Your assignment: Produce a faithful copy of every record below, without the pictures.

-- Recorded information follows --

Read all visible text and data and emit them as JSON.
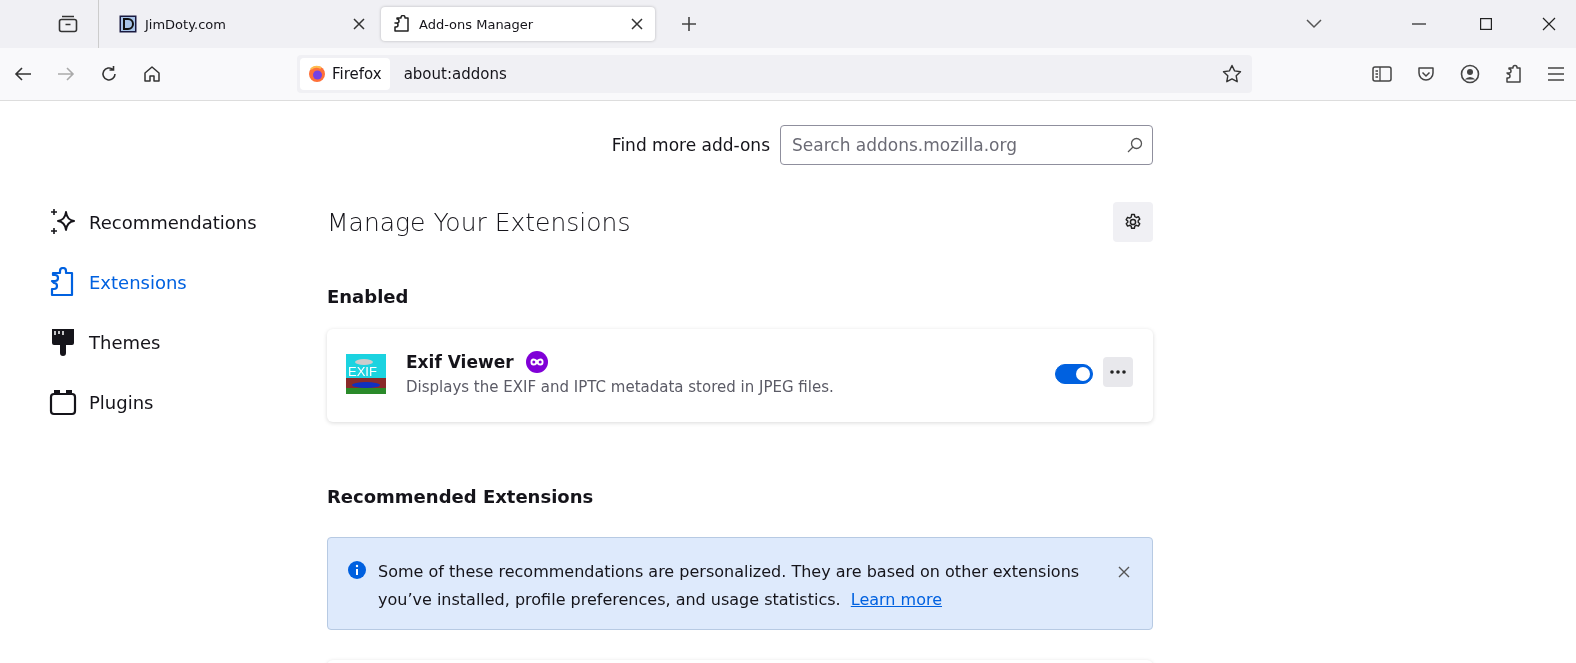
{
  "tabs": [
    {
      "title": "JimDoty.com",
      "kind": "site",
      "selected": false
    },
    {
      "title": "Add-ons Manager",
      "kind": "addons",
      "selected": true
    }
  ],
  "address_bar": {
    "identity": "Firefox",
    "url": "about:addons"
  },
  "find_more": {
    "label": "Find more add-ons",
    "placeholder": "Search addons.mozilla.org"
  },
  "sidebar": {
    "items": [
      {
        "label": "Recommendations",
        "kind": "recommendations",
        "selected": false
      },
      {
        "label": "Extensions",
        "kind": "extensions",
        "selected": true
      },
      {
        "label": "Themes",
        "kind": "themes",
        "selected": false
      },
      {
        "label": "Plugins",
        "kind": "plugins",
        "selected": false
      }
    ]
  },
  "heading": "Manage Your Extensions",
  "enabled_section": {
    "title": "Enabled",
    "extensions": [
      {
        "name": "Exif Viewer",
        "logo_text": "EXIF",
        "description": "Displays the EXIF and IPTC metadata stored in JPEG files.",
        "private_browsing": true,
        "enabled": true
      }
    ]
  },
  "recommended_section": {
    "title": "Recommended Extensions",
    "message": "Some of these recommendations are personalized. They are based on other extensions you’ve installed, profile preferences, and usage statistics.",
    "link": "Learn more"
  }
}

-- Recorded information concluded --

Exercise response:
Read all visible text and data and emit them as JSON.
{
  "tabs": [
    {
      "title": "JimDoty.com",
      "kind": "site",
      "selected": false
    },
    {
      "title": "Add-ons Manager",
      "kind": "addons",
      "selected": true
    }
  ],
  "address_bar": {
    "identity": "Firefox",
    "url": "about:addons"
  },
  "find_more": {
    "label": "Find more add-ons",
    "placeholder": "Search addons.mozilla.org"
  },
  "sidebar": {
    "items": [
      {
        "label": "Recommendations",
        "kind": "recommendations",
        "selected": false
      },
      {
        "label": "Extensions",
        "kind": "extensions",
        "selected": true
      },
      {
        "label": "Themes",
        "kind": "themes",
        "selected": false
      },
      {
        "label": "Plugins",
        "kind": "plugins",
        "selected": false
      }
    ]
  },
  "heading": "Manage Your Extensions",
  "enabled_section": {
    "title": "Enabled",
    "extensions": [
      {
        "name": "Exif Viewer",
        "logo_text": "EXIF",
        "description": "Displays the EXIF and IPTC metadata stored in JPEG files.",
        "private_browsing": true,
        "enabled": true
      }
    ]
  },
  "recommended_section": {
    "title": "Recommended Extensions",
    "message": "Some of these recommendations are personalized. They are based on other extensions you’ve installed, profile preferences, and usage statistics.",
    "link": "Learn more"
  }
}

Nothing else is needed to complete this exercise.